Finally, the budget proposal brings unprecedented spending linked to digitalization, green transition and education, all key conditions to transform our economic model. However, little is said on prioritizing its business projects that can add value and be productive in the world after Coronavirus.
A Brexit agreement is in sight, Iain Begg
The end of the Brexit transition period is now just two months away, yet the negotiations on the future relationship between the UK and the EU are still incomplete and the wars of words continue to dominate the headlines. Behind the scenes, however, an agreement is in sight, implying that much of the posturing of recent weeks has been about the respective leaders playing to their domestic audiences.
Despite suggestions to the contrary, two things are increasingly clear. First, both sides have strong economic incentives to agree a deal, because the costs of ‘no-deal’ are substantial, including disruption of supply chains, increased costs of doing business across borders and pressures on public finances. Statements by the leaders on both sides about being relaxed about no-deal are, quite simply, empty rhetoric. Second, the idea that the effects of Brexit will be inconsequential compared with the damage being wrought by the pandemic is dishonest. Instead, they will cumulate.

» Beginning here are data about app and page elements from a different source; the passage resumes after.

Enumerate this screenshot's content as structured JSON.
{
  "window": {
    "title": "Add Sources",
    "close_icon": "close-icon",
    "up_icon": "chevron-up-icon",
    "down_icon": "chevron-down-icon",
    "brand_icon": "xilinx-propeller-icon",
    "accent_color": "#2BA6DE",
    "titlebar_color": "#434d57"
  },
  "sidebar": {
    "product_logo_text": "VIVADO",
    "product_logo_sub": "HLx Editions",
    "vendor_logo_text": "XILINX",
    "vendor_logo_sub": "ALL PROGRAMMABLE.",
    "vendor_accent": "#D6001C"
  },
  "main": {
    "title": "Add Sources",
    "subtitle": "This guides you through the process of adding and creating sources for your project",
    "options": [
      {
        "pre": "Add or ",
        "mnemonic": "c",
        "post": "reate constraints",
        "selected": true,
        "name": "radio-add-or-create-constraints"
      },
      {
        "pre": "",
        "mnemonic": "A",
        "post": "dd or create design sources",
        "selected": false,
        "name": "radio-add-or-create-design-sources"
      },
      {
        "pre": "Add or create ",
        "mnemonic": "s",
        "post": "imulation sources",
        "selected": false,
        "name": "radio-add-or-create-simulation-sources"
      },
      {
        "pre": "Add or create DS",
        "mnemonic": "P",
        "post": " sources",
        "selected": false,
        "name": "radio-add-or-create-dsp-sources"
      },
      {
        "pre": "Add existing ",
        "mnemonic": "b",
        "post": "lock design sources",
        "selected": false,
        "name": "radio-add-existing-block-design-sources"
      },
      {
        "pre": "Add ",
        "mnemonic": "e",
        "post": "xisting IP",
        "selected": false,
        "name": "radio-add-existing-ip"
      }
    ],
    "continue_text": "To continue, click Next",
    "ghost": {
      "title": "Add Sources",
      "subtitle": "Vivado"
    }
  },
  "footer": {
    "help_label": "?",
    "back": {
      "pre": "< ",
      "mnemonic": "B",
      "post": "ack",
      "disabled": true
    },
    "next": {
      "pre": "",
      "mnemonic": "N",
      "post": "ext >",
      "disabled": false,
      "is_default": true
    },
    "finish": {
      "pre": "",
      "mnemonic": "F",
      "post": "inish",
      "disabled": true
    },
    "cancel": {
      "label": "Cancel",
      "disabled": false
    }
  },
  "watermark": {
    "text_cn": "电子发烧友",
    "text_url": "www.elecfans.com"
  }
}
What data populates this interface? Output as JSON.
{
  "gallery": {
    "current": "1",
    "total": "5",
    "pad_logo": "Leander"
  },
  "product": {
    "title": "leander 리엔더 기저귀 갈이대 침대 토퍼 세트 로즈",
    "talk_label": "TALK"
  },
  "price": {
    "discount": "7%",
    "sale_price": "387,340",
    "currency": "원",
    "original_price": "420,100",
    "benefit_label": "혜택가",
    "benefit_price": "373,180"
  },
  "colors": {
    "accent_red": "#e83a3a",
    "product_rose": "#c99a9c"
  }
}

A first irony in all this is that one of the main sticking-points – fishing – is a tiny proportion of the economy on either side of the English channel, and the outcome could well be EU fishermen losing access to British waters, while British fishermen are unable to sell their catch because of prohibitive tariffs: a perfect example of lose-lose. A further irony around the EU insistence on the UK adhering to regulatory standards is that there is almost no appetite in the latter for what has been called ‘Singapore on Thames’. In addition, the problems in Northern Ireland risk becoming more acute if the impasse continues.
In short, the strong likelihood is that, in the coming days, the remaining problems will be solved, both sides will proclaim victory and – magically – a new relationship between the EU and the UK will begin.
What we are reading
European Union recovery funds: strings attached, but not tied up in knots
Ensuring effective recovery spending is a high-stakes challenge for the European Union, with the potential for derailment because of fuzzy objectives and overloaded procedures, claims Jean Pisani-Ferry.
Why is Europe yet again at the center of the coronavirus pandemic
Strategies for exiting spring lockdowns did not work, and goodwill leached away, allowing infection rates to rise.
Don’t fear artificial intelligence (AI). It will lead to long-term job growth
COVID-19 has accelerated the automation of many tasks, leading some to fear AI will take their jobs. But AI creates more jobs than it destroys, argues this World Economic Forum article.
The post-Covid consumer: is back-to-basics shopping here to stay
Big consumer goods companies have been boosted by changes in lifestyle during the pandemic.
Have a nice week!
Funcas Europe Director